Yesterday’s naiveté, however, has become today’s strategy. Russia seized upon impromptu remarks by Secretary of State John Kerry and proposed that Syria put its chemical weapons under international supervision. Syria quickly agreed to the proposal because it accomplishes what Russia and Syria have been seeking for weeks: It shifts the focus back to the U.N., where Russia’s veto will ensure that nothing substantive is adopted.
The Russian strategy is likely to engage in lengthy debate over the details of the proposal, such as who would supervise the chemical weapons, how a comprehensive account of chemical weapons would be tallied, how or if they would be destroyed, how to verify compliance, and what (if any) consequences would result from Syrian non-cooperation. With the Russian veto in play, there is little reason to believe that future negotiations in the Security Council will be any more fruitful than past efforts.

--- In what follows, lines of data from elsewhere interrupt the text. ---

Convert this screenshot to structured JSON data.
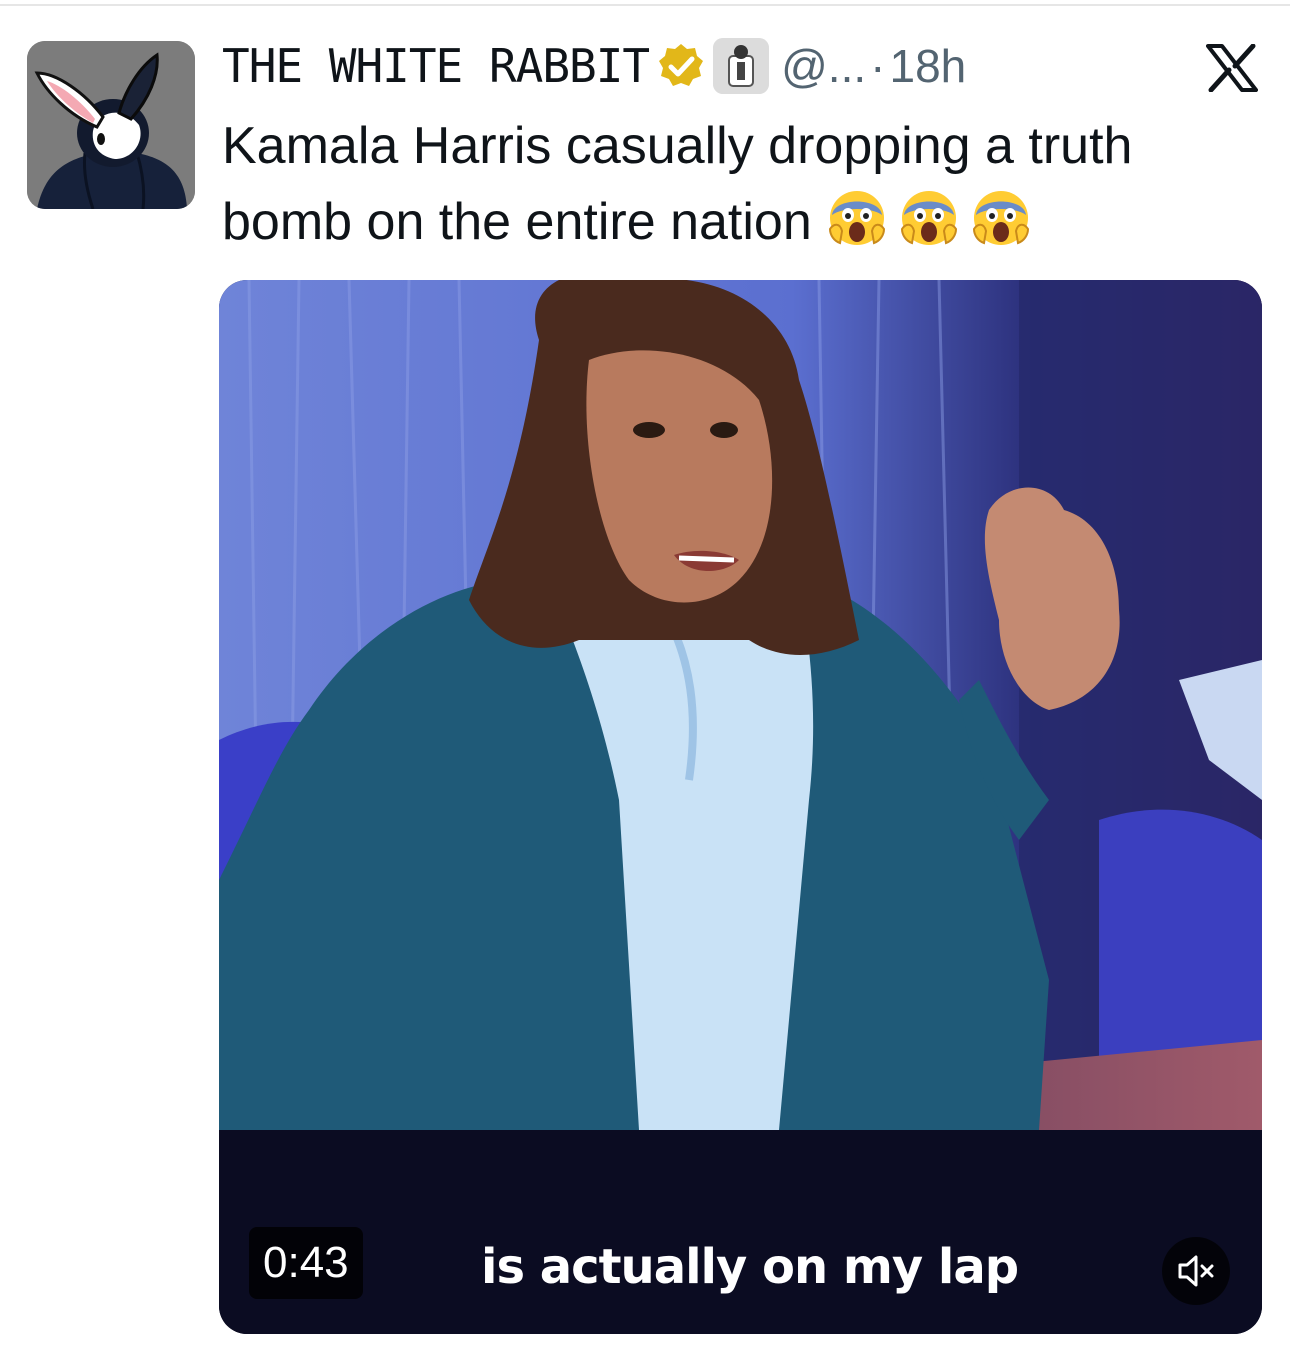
{
  "tweet": {
    "author": {
      "display_name": "THE WHITE RABBIT",
      "handle": "@...",
      "avatar_icon": "rabbit-hoodie-avatar",
      "verified_icon": "gold-verified-badge-icon",
      "affiliation_icon": "affiliation-badge-icon"
    },
    "separator": "·",
    "time": "18h",
    "platform_icon": "x-logo-icon",
    "text": "Kamala Harris casually dropping a truth\nbomb on the entire nation",
    "emojis": [
      "😱",
      "😱",
      "😱"
    ],
    "media": {
      "type": "video",
      "timestamp": "0:43",
      "subtitle": "is actually on my lap",
      "mute_icon": "speaker-muted-icon"
    }
  },
  "colors": {
    "text_primary": "#0f1419",
    "text_secondary": "#536471",
    "verified_gold": "#e2b719",
    "video_bg": "#0b0c22"
  }
}
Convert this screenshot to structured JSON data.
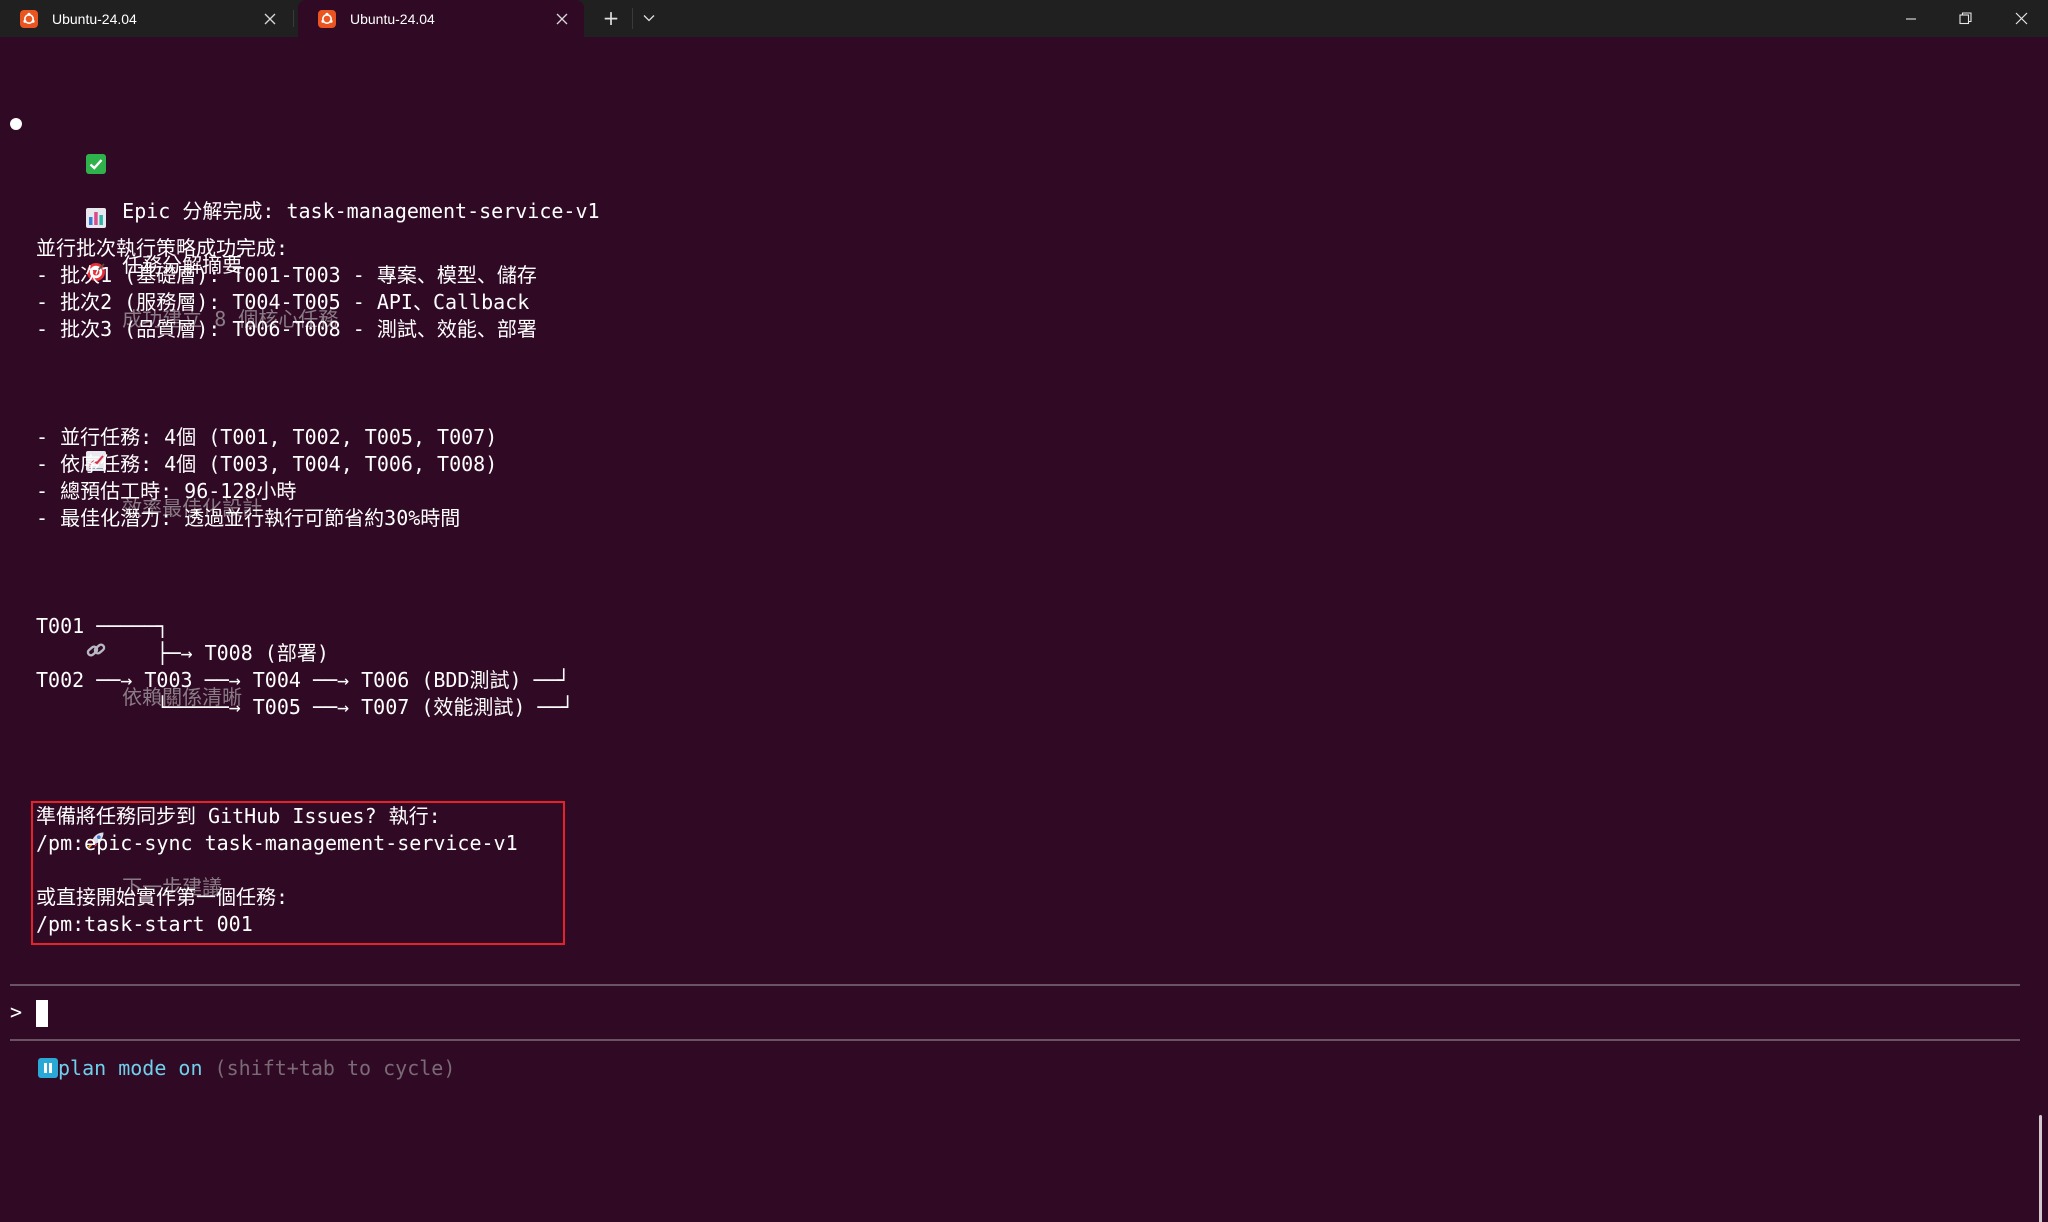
{
  "window": {
    "tabs": [
      {
        "title": "Ubuntu-24.04",
        "active": false
      },
      {
        "title": "Ubuntu-24.04",
        "active": true
      }
    ],
    "new_tab_symbol": "+",
    "accent_color": "#e95420"
  },
  "terminal": {
    "background_color": "#300a24",
    "header": "Epic 分解完成: task-management-service-v1",
    "summary_title": "任務分解摘要",
    "section_success": "成功建立 8 個核心任務",
    "parallel_intro": "並行批次執行策略成功完成:",
    "batches": [
      "- 批次1 (基礎層): T001-T003 - 專案、模型、儲存",
      "- 批次2 (服務層): T004-T005 - API、Callback",
      "- 批次3 (品質層): T006-T008 - 測試、效能、部署"
    ],
    "section_efficiency": "效率最佳化設計",
    "efficiency_items": [
      "- 並行任務: 4個 (T001, T002, T005, T007)",
      "- 依序任務: 4個 (T003, T004, T006, T008)",
      "- 總預估工時: 96-128小時",
      "- 最佳化潛力: 透過並行執行可節省約30%時間"
    ],
    "section_dependencies": "依賴關係清晰",
    "dependency_diagram": [
      "T001 ─────┐",
      "          ├─→ T008 (部署)",
      "T002 ──→ T003 ──→ T004 ──→ T006 (BDD測試) ──┘",
      "          └─────→ T005 ──→ T007 (效能測試) ──┘"
    ],
    "section_next": "下一步建議",
    "next_steps": [
      "準備將任務同步到 GitHub Issues? 執行:",
      "/pm:epic-sync task-management-service-v1",
      "",
      "或直接開始實作第一個任務:",
      "/pm:task-start 001"
    ],
    "prompt_symbol": ">",
    "mode_label": "plan mode on",
    "mode_hint": "(shift+tab to cycle)"
  }
}
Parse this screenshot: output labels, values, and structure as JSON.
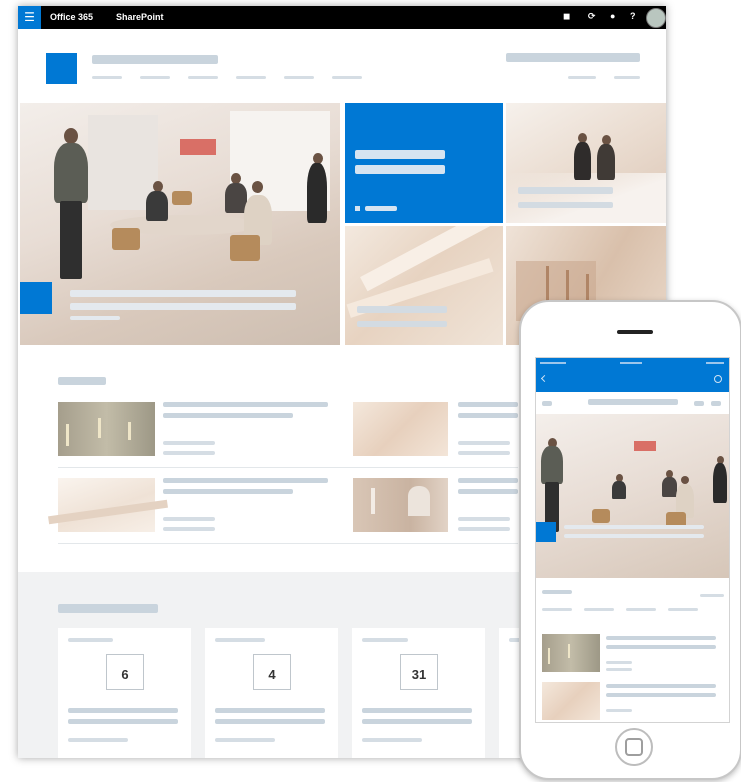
{
  "suite_bar": {
    "waffle_glyph": "☰",
    "brand": "Office 365",
    "app": "SharePoint",
    "icons": [
      "notification-icon",
      "settings-icon",
      "gear-icon",
      "help-icon",
      "avatar"
    ]
  },
  "events": {
    "items": [
      {
        "day": "6"
      },
      {
        "day": "4"
      },
      {
        "day": "31"
      }
    ]
  },
  "colors": {
    "accent": "#0078d4",
    "suite_bar": "#000000",
    "placeholder": "#c9d4dd",
    "events_band": "#f1f2f3"
  }
}
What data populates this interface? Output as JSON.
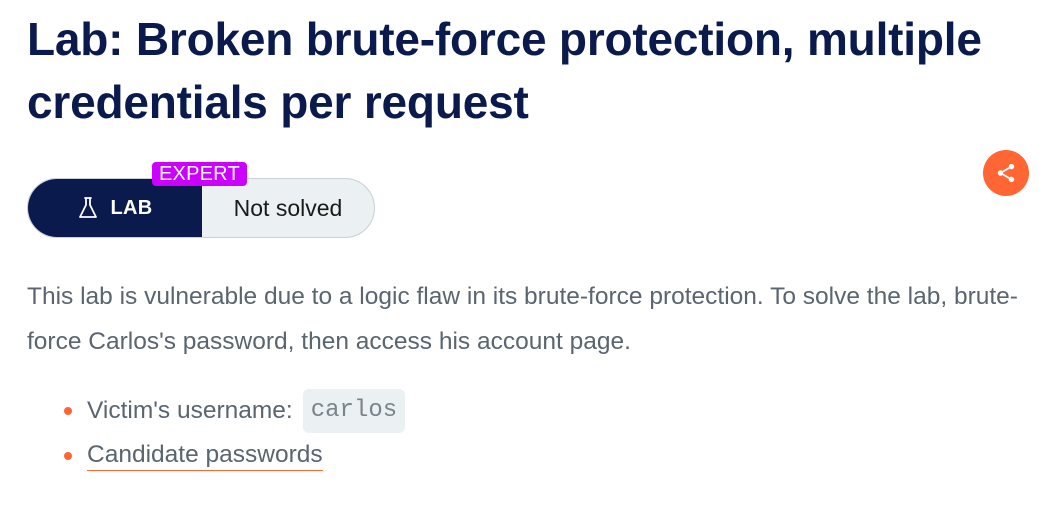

U.S. Interests Are Paramount
Although gaining support in the Security Council for U.S. action can be very useful, if U.S. interests are under threat, it is incumbent on the President to act regardless of Security Council approval or idealistic criteria such as those set forth under the R2P doctrine.
One positive outcome of the Syria debate was that the Obama Administration was forced to admit the disutility of the U.N. Charter. The Administration did not make even a pretense of the need for U.N. Security Council approval for military strikes. In congressional hearings, no Member has seriously argued that U.N. approval is necessary. Even President Obama dismissed the prospect for additional U.N. action as “hocus pocus.”
The President’s recent reversal reveals that the hocus pocus of U.N. effectiveness has appeal to those seeking to avoid hard decisions. The President and his officials have continually emphasized the urgency of a U.S. response to Syria, but the decision to engage with the U.N. belies those statements. If U.S. interests are truly at stake, the President is doing harm to the nation by returning yet again to the U.N. dead end.
—Brett D. Schaefer is Jay Kingham Senior Research Fellow in International Regulatory Affairs and Steven Groves is Bernard and Barbara Lomas Senior Research Fellow in the Margaret Thatcher Center for Freedom, a division of the Kathryn and Shelby Cullom Davis Institute for International Studies, at The Heritage Foundation.